**** Data provided ****
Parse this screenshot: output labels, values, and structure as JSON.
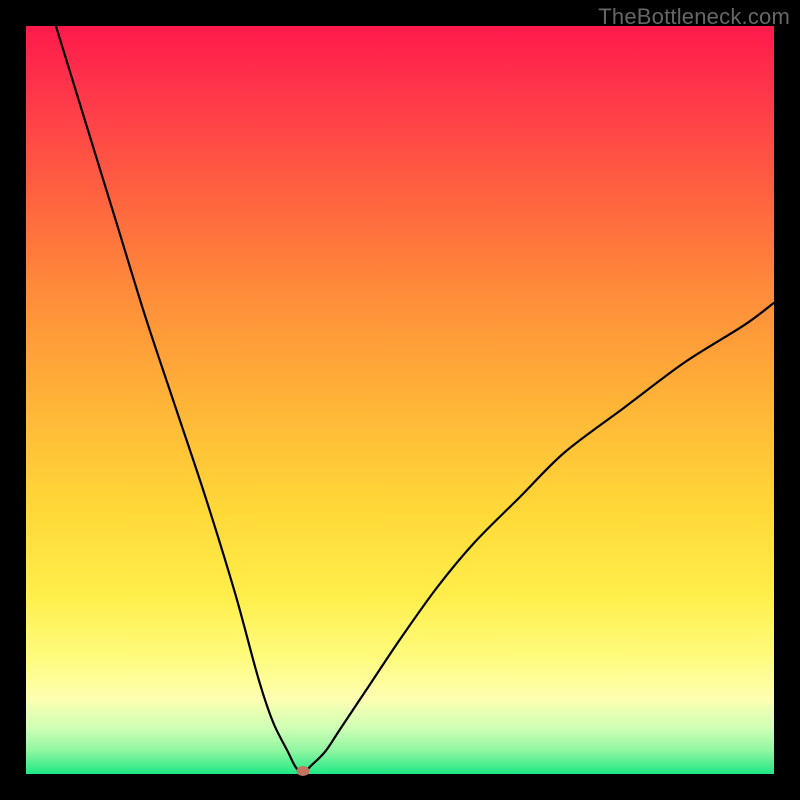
{
  "watermark": "TheBottleneck.com",
  "colors": {
    "frame": "#000000",
    "curve": "#000000",
    "marker": "#c27662",
    "watermark": "#666666"
  },
  "chart_data": {
    "type": "line",
    "title": "",
    "xlabel": "",
    "ylabel": "",
    "xlim": [
      0,
      100
    ],
    "ylim": [
      0,
      100
    ],
    "grid": false,
    "series": [
      {
        "name": "bottleneck-curve",
        "x": [
          4,
          8,
          12,
          16,
          20,
          24,
          28,
          31,
          33,
          35,
          36,
          37,
          38,
          40,
          42,
          46,
          50,
          55,
          60,
          66,
          72,
          80,
          88,
          96,
          100
        ],
        "values": [
          100,
          87,
          74,
          61,
          49,
          37,
          24,
          13,
          7,
          3,
          1,
          0,
          1,
          3,
          6,
          12,
          18,
          25,
          31,
          37,
          43,
          49,
          55,
          60,
          63
        ]
      }
    ],
    "minimum_point": {
      "x": 37,
      "y": 0
    },
    "background_gradient": {
      "direction": "top-to-bottom",
      "stops": [
        {
          "pos": 0.0,
          "color": "#ff1a4c"
        },
        {
          "pos": 0.5,
          "color": "#ffb338"
        },
        {
          "pos": 0.8,
          "color": "#fff95a"
        },
        {
          "pos": 1.0,
          "color": "#1ee885"
        }
      ]
    }
  }
}
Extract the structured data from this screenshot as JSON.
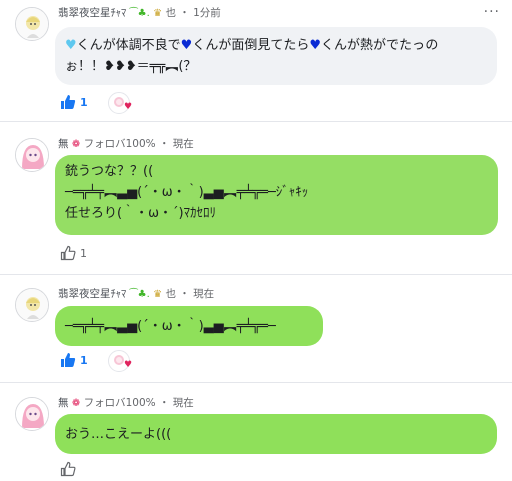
{
  "posts": [
    {
      "author": "翡翠夜空星ﾁｬﾏ",
      "author_suffix": "也",
      "time": "1分前",
      "lines": [
        [
          "♥",
          "くんが体調不良で",
          "♥",
          "くんが面倒見てたら",
          "♥",
          "くんが熱がでたっの"
        ],
        [
          "ぉ！！❥❥❥＝╤╦︻(？"
        ]
      ],
      "likes": "1"
    },
    {
      "author": "無",
      "author_suffix": "フォロバ100%",
      "time": "現在",
      "lines": [
        "銃うつな？？((",
        "─═╦╧╤︻▃▅(´・ω・｀)▃▅︻╤╧╦═─ｼﾞｬｷｯ",
        "任せろり(｀・ω・´)ﾏｶｾﾛﾘ"
      ],
      "likes": "1"
    },
    {
      "author": "翡翠夜空星ﾁｬﾏ",
      "author_suffix": "也",
      "time": "現在",
      "lines": [
        "─═╦╧╤︻▃▅(´・ω・｀)▃▅︻╤╧╦═─"
      ],
      "likes": "1"
    },
    {
      "author": "無",
      "author_suffix": "フォロバ100%",
      "time": "現在",
      "lines": [
        "おう…こえーよ((("
      ]
    }
  ],
  "colors": {
    "like_blue": "#1877f2",
    "bubble_gray": "#f0f2f5",
    "bubble_green": "#95de64"
  },
  "icons": [
    "like-thumb-icon",
    "more-options-icon",
    "heart-reaction-icon"
  ]
}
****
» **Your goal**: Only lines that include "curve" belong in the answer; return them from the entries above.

» **Response**:
    "curve": "#000000",
        "name": "bottleneck-curve",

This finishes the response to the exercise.